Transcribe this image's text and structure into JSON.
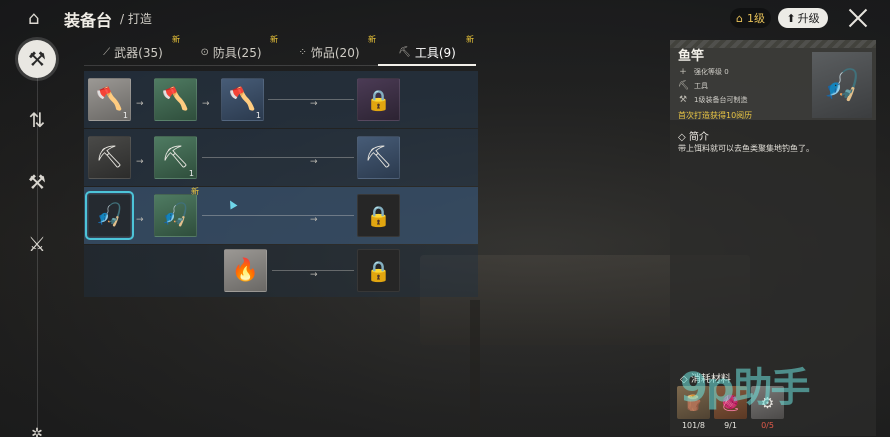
{
  "header": {
    "title": "装备台",
    "breadcrumb": "/ 打造",
    "level": "1级",
    "upgrade_label": "升级"
  },
  "tabs": [
    {
      "label": "武器(35)",
      "badge": "新",
      "icon": "sword-icon"
    },
    {
      "label": "防具(25)",
      "badge": "新",
      "icon": "armor-icon"
    },
    {
      "label": "饰品(20)",
      "badge": "新",
      "icon": "accessory-icon"
    },
    {
      "label": "工具(9)",
      "badge": "新",
      "icon": "tool-icon",
      "active": true
    }
  ],
  "rows": [
    {
      "slots": [
        {
          "count": "1"
        },
        {
          "count": ""
        },
        {
          "count": "1"
        },
        {
          "count": ""
        }
      ]
    },
    {
      "slots": [
        {
          "count": ""
        },
        {
          "count": "1"
        },
        {
          "count": ""
        }
      ]
    },
    {
      "slots": [
        {
          "count": ""
        },
        {
          "badge": "新"
        },
        {
          "count": ""
        }
      ]
    },
    {
      "slots": [
        {
          "count": ""
        },
        {
          "count": ""
        }
      ]
    }
  ],
  "detail": {
    "name": "鱼竿",
    "stats": [
      "强化等级 0",
      "工具",
      "1级装备台可制造"
    ],
    "first_craft": "首次打造获得10阅历",
    "intro_title": "◇ 简介",
    "intro_text": "带上饵料就可以去鱼类聚集地钓鱼了。",
    "materials_title": "◇ 消耗材料",
    "materials": [
      {
        "count": "101/8",
        "color": "normal"
      },
      {
        "count": "9/1",
        "color": "normal"
      },
      {
        "count": "0/5",
        "color": "red"
      }
    ]
  },
  "watermark": "9p助手",
  "colors": {
    "accent": "#4dc4d8",
    "new_badge": "#f0c93a",
    "insufficient": "#e25a4a"
  }
}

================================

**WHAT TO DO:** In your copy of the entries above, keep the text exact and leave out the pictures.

**EXERCISE RESPONSE:**
Transcribe this image's text and structure into JSON.
{
  "header": {
    "title": "装备台",
    "breadcrumb": "/ 打造",
    "level": "1级",
    "upgrade_label": "升级"
  },
  "tabs": [
    {
      "label": "武器(35)",
      "badge": "新",
      "icon": "sword-icon"
    },
    {
      "label": "防具(25)",
      "badge": "新",
      "icon": "armor-icon"
    },
    {
      "label": "饰品(20)",
      "badge": "新",
      "icon": "accessory-icon"
    },
    {
      "label": "工具(9)",
      "badge": "新",
      "icon": "tool-icon",
      "active": true
    }
  ],
  "rows": [
    {
      "slots": [
        {
          "count": "1"
        },
        {
          "count": ""
        },
        {
          "count": "1"
        },
        {
          "count": ""
        }
      ]
    },
    {
      "slots": [
        {
          "count": ""
        },
        {
          "count": "1"
        },
        {
          "count": ""
        }
      ]
    },
    {
      "slots": [
        {
          "count": ""
        },
        {
          "badge": "新"
        },
        {
          "count": ""
        }
      ]
    },
    {
      "slots": [
        {
          "count": ""
        },
        {
          "count": ""
        }
      ]
    }
  ],
  "detail": {
    "name": "鱼竿",
    "stats": [
      "强化等级 0",
      "工具",
      "1级装备台可制造"
    ],
    "first_craft": "首次打造获得10阅历",
    "intro_title": "◇ 简介",
    "intro_text": "带上饵料就可以去鱼类聚集地钓鱼了。",
    "materials_title": "◇ 消耗材料",
    "materials": [
      {
        "count": "101/8",
        "color": "normal"
      },
      {
        "count": "9/1",
        "color": "normal"
      },
      {
        "count": "0/5",
        "color": "red"
      }
    ]
  },
  "watermark": "9p助手",
  "colors": {
    "accent": "#4dc4d8",
    "new_badge": "#f0c93a",
    "insufficient": "#e25a4a"
  }
}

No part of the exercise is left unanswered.